As one of the world's most recognized athletic trainers using whole-body EMS, Thomas Ott is giving recommendations for its proper use in strength training for professional athletes.
I’ve used EMS Training in professional sports since 2009. Through my work at the Müller-Wohlfahrt Orthopaedic Centre in Munich, I dealt with professional athletes from different sports every day. Over the years, EMS Training has become an important part of my training both in the area of rehabilitation after injury and strength and conditioning.
Often, the little things are the deciding factor in winning at world championships or at the Olympics. This is why many athletes like Usain Bolt take the opportunity to use EMS Training to bring them into top form. Individually dosed and adapted to the requirements of the respective sport, it can give a decisive level of advantage. From my long-term experience in strength and conditioning with professional athletes I can recommend EMS Training for increasing performance and giving the athlete the extra boost that could make a difference in their results.
As a trainer, it’s your job to make athletes better at their sport by improving their condition and cognitive skills. For that purpose, strength training is done with sports equipment and the accompanying exercises in order to make it even more beneficial for the athlete.

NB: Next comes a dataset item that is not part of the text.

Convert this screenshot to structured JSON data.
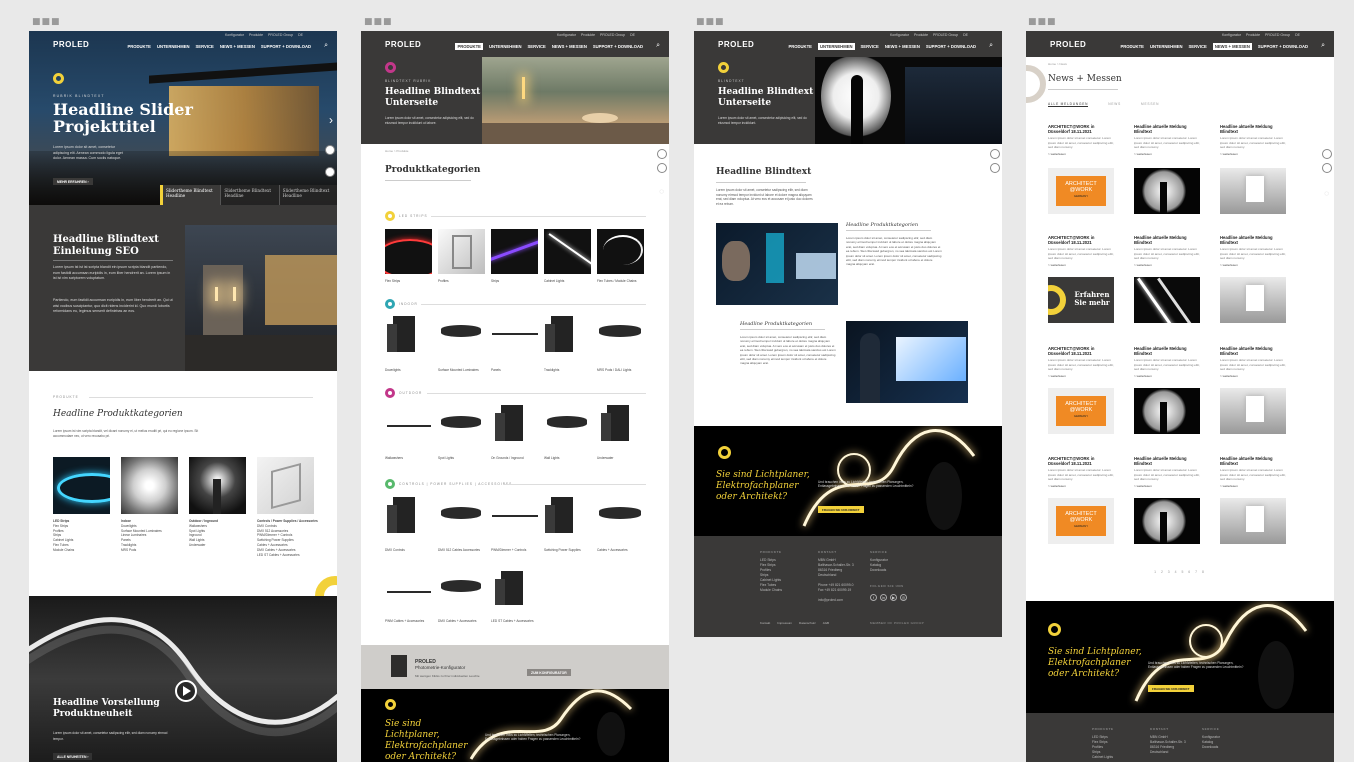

Similarly, EMS Training can be transferred to sport-specific move- ments and simultaneously have a positive influence on strength development. Using EMS during sport-specific movements can increase intra- and inter-muscular coordination, and therefore enhance performance. At this level, this can give a definitive advantage for the athlete. EMS can be easily integrated into the weekly training routine at any stage of preparation for competitions.
Maximum and explosive strength can both be increased through higher muscle activity and improved movement speed. This is done by activating the fast-twitch fibres first, developing movement speed and explosiveness. In principle, it can work with the same programmes as those used for conventional strengthening.
It’s important to ensure that the settings and intensity can be adapted to the training goals – if the goal is to move fluidly and without disruption, then you should choose a longer pulse rise or even continuous current.
Recovery plays an important role in every athlete’s life and reducing recovery times by increasing blood flow after an intense training, combined with other measures, can have a huge impact on performance. Using recovery and metabolism programmes with EMS can shorten recovery times even more. But if an athlete is going to do EMS Training, his or her entire weekly training programme must be taken into consideration.
The more training units that the athlete undertakes, the more relevant the selected parameters of the EMS Training are, in particular the chosen training time in relation to other (technical and competitive) training units in order to ensure sufficient regeneration time.
The implementation of EMS Training offers athletics coaches a great opportunity to improve the athlete’s condition whilst taking into account functional aspects. In this case, the focus should not be technical training.
This is the technical trainer’s job and as far as possible should be carried out under real-life conditions for the particular sport.